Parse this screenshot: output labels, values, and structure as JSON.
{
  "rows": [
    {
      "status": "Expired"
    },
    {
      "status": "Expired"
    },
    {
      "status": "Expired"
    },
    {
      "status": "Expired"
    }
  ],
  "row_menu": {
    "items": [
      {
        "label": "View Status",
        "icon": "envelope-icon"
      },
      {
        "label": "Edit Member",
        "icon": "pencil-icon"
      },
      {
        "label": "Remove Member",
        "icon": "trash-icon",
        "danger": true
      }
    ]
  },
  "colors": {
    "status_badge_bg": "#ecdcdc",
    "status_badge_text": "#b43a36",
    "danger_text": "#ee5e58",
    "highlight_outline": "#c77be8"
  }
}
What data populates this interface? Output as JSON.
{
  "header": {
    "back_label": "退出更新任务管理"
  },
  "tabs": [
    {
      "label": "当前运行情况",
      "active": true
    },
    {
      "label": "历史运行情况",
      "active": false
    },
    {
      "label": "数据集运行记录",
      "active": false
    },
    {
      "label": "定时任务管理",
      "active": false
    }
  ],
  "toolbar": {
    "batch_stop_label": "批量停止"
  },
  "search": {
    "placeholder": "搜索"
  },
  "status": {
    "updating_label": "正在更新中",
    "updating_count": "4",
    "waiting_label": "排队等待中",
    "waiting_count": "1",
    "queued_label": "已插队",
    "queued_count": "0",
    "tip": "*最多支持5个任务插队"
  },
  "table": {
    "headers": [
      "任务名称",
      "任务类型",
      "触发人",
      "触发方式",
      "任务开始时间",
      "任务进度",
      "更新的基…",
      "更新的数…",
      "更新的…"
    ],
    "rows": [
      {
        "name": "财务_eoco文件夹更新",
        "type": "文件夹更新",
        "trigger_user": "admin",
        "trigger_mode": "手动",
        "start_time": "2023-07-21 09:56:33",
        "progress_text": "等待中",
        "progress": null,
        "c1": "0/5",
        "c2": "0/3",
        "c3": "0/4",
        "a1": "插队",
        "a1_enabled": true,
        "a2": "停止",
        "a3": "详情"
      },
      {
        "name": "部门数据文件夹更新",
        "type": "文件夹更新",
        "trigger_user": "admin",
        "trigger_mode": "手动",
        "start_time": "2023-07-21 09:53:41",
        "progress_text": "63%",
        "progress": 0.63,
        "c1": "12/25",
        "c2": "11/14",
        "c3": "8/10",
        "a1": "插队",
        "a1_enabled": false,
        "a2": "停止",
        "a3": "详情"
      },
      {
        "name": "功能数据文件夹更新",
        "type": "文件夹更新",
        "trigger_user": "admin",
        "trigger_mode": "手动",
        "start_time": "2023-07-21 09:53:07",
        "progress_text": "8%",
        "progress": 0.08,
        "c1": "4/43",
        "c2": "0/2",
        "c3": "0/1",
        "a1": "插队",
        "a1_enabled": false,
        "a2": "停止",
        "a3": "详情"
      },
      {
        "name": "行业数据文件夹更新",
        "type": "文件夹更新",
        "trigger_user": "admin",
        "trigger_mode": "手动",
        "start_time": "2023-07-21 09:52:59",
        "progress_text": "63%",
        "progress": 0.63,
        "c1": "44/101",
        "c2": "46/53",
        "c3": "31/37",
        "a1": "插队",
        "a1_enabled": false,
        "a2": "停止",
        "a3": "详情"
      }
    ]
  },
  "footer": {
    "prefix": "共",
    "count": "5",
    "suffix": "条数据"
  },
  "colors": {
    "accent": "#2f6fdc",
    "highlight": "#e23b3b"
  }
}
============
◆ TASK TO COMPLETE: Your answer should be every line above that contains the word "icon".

◆ EXERCISE RESULT:
        "icon": "envelope-icon"
        "icon": "pencil-icon"
        "icon": "trash-icon",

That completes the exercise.